A defendant in a Washington criminal case is entitled to a self-defense jury instruction if he shows some evidence of self-defense. The use of force by a person “about to be injured” is not unlawful if it is not greater than necessary. RCW 9A.16.020(3). Another statute provides that a homicide is justifiable if the person has “reasonable ground to apprehend” “great personal injury.” RCW 9A.16.050. Case law has held, however, that the “great personal injury” standard applies when the defendant used deadly force, even if no one was killed.
A defendant recently challenged his convictions for second degree assault with firearm enhancements, arguing court erroneously instructed the jury on the “about to be injured” standard instead of the “great personal injury” standard.
According to the appeals court’s opinion, the defendant lived in a mobile home park with a homeowners association. After the defendant informed the homeowner association’s president’s she could not be at another mobile home removing the previous resident’s belongings, the defendant and the association president had an altercation.
The association president and another neighbor went to the defendant’s home and parked about 20 to 25 feet away from the defendant’s porch. The association president knocked on the defendant’s door while the other man waited near the truck. When the defendant answered the door, he told the association president to leave and tried to get him off the porch. During the altercation, the men fell through the porch and the defendant hurt his shoulder.
Another neighbor arrived after hearing the commotion. He told the association president to call the police. The association president went to the truck to get his phone and the defendant went back inside.
The defendant came back outside with a gun. He shot toward the truck. All three of the other men ran. The defendant fired four shots. One misfired and one hit the truck. No one was hit.
The defendant was charged with three counts of first degree assault with firearm enhancements.
The defendant alleged he acted in self-defense. The association president and the neighbor who came with him outweighed the defendant, and they were still there when he came back outside. The association president was known to have a concealed carry permit and the defendant thought he got his gun when he heard the truck door slam.
The defendant testified he held the gun low and tried to raise it and shoot in the air, but was unable to do so because of a shooting pain in his arm. He said he accidentally fired because of the pain. He then shot two more times, and had not been aware of the misfire. He said he only meant to shoot in the air to scare the two men off. He testified he fired again after the first shot because the men stopped running without leaving his line of sight. He was afraid they would come back onto his property.
The court found the defendant was entitled to a self-defense instruction. The instruction stated in relevant part that a person may lawfully use force when he “reasonably believes that he is about to suffer great personal injury . . .” Another instruction provided that “A person is entitled to act on appearances in defending himself, if that person believes in good faith and on reasonable ground that he is in actual danger of great personal injury.” “Great personal injury” was defined in a third instruction as “severe pain and suffering.”
The defendant argued that the standard should be “be injured” instead of “great personal injury.” The trial court found that “great personal injury” was the appropriate standard because the defendant used deadly force.

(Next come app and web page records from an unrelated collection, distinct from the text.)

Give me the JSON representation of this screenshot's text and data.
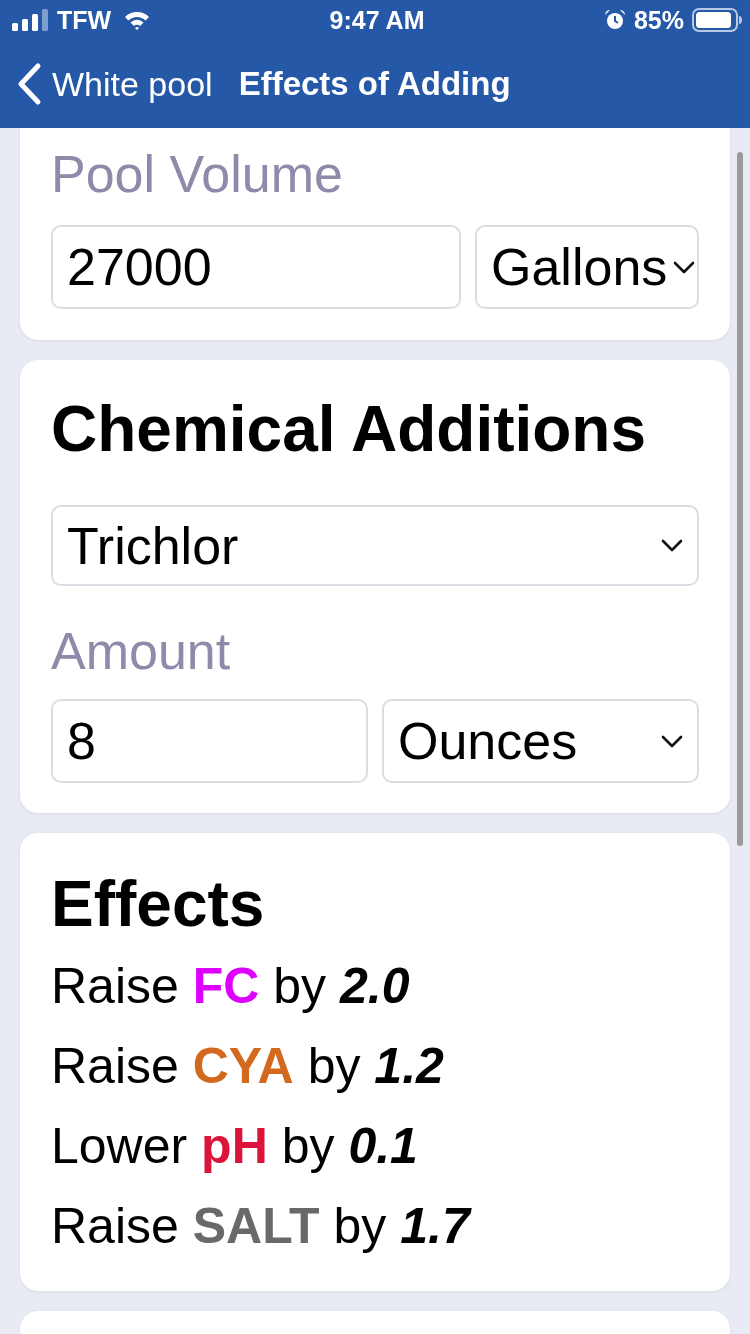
{
  "status_bar": {
    "carrier": "TFW",
    "time": "9:47 AM",
    "battery": "85%"
  },
  "nav_bar": {
    "back_label": "White pool",
    "title": "Effects of Adding"
  },
  "pool_volume": {
    "label": "Pool Volume",
    "value": "27000",
    "unit": "Gallons"
  },
  "chemical_additions": {
    "title": "Chemical Additions",
    "chemical": "Trichlor",
    "amount_label": "Amount",
    "amount": "8",
    "amount_unit": "Ounces"
  },
  "effects": {
    "title": "Effects",
    "items": [
      {
        "verb": "Raise",
        "parameter": "FC",
        "color": "#dd00ff",
        "connector": "by",
        "amount": "2.0"
      },
      {
        "verb": "Raise",
        "parameter": "CYA",
        "color": "#d2691e",
        "connector": "by",
        "amount": "1.2"
      },
      {
        "verb": "Lower",
        "parameter": "pH",
        "color": "#dc143c",
        "connector": "by",
        "amount": "0.1"
      },
      {
        "verb": "Raise",
        "parameter": "SALT",
        "color": "#696969",
        "connector": "by",
        "amount": "1.7"
      }
    ]
  }
}
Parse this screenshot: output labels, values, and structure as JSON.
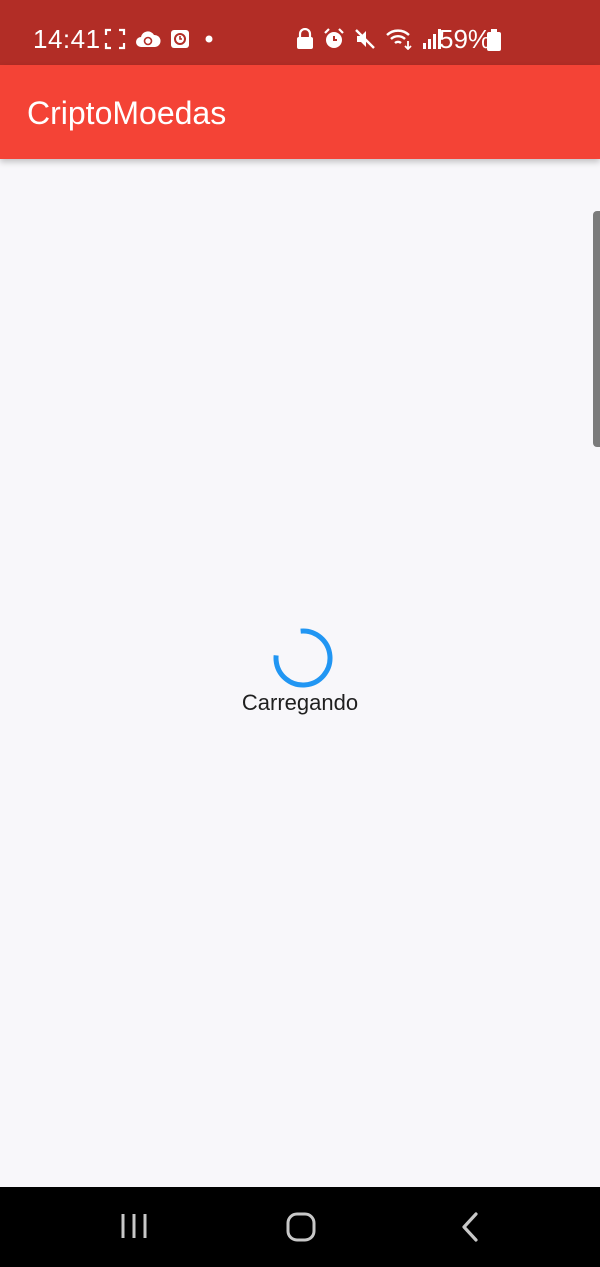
{
  "status_bar": {
    "time": "14:41",
    "battery": "59%",
    "left_icons": [
      "screenshot-frame-icon",
      "cloud-sync-icon",
      "app-badge-icon",
      "dot-icon"
    ],
    "right_icons": [
      "lock-icon",
      "alarm-icon",
      "mute-icon",
      "wifi-icon",
      "signal-icon",
      "battery-icon"
    ],
    "background": "#b22d26"
  },
  "app_bar": {
    "title": "CriptoMoedas",
    "background": "#f44336"
  },
  "content": {
    "loading_text": "Carregando",
    "spinner_color": "#2196f3",
    "background": "#f8f7fa"
  },
  "nav_bar": {
    "buttons": [
      "recents-icon",
      "home-icon",
      "back-icon"
    ]
  }
}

The defendant was convicted of two counts of second degree assault with firearm enhancements. He appealed.
The defendant argued the trial court erred in using the “great personal injury” standard, contending that standard only applies to homicide cases. The appeals court pointed out the Washington Supreme Court has applied the “great personal injury” standard in a case involving deadly force by the defendant. See State v. Walden. Thus, the appeals court found that the issue before it was whether the defendant had used deadly force.
Deadly force is defined as the intentional use of force by “firearms or any other means reasonably likely to cause death or serious physical injury.” RCW 9A.16.010(2). The defendant argued he did not intend to shoot anyone and did not actually hit anyone. He argued that he had not engaged in an intentional application of force.

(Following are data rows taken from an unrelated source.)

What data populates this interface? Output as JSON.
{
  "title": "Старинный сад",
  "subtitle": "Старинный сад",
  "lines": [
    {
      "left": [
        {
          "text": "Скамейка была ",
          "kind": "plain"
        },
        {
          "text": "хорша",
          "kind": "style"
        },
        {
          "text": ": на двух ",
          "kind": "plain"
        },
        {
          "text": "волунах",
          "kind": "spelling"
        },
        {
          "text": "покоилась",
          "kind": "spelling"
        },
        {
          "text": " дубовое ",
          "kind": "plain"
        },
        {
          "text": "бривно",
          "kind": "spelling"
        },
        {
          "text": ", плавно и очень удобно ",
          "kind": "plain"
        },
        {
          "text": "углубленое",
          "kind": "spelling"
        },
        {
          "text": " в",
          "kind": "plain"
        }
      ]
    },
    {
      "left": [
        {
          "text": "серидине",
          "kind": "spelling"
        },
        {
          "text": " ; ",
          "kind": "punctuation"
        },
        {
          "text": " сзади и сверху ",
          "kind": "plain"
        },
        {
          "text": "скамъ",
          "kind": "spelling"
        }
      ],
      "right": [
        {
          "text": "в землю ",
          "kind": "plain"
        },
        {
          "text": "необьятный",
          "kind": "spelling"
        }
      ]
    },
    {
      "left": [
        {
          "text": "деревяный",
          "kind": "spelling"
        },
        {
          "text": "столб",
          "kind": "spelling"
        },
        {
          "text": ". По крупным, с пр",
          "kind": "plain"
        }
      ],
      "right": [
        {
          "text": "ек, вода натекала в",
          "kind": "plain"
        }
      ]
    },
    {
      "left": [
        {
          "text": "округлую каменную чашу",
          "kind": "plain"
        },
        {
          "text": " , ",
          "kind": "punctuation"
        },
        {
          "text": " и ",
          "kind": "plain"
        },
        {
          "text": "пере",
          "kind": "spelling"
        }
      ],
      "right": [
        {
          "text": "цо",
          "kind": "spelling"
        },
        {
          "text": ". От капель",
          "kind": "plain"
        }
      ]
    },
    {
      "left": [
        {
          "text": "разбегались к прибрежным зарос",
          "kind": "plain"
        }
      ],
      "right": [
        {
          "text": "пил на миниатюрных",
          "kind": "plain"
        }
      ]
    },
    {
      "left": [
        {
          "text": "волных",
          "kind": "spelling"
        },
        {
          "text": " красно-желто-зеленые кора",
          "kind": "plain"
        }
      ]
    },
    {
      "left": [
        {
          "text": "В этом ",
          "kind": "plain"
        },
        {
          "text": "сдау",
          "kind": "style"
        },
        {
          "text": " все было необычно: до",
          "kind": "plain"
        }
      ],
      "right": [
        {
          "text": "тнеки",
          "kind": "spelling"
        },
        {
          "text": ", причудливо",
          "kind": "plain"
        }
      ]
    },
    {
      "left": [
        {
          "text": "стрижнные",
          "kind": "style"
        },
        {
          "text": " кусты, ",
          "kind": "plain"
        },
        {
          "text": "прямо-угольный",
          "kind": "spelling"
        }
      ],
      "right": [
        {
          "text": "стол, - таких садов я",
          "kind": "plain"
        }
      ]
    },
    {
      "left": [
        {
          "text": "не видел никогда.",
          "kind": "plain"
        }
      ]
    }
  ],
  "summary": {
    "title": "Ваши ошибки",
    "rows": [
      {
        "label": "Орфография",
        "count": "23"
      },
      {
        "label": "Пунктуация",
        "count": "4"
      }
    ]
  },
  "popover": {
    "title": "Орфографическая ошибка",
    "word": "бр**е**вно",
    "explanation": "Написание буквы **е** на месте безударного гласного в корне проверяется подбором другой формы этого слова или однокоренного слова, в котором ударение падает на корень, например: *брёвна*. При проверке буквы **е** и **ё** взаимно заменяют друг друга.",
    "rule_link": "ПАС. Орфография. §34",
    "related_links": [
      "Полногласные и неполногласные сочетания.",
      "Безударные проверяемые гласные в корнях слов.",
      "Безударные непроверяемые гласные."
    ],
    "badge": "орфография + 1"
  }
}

The appeals court noted that the application of force must be intentional, but that the definition does not require intent to actually injure a person. The defendant did not dispute that he had intentionally fired the weapon at least twice. The appeals court also found that firing a weapon in a person’s direction is an “application of force.” Finding no error in the trial court instructing the jury on the “great personal injury” standard and rejecting the defendant’s other arguments, the appeals court affirmed the convictions.
A defendant may argue self-defense even if no one was actually injured. Although this defendant was not successful in this case, self-defense is highly fact specific. If you are facing charges arising from your efforts to defend yourself, you need an experienced Washington criminal defense attorney fighting for you. Schedule a consultation with Blair & Kim, PLLC, by calling (206) 622-6562.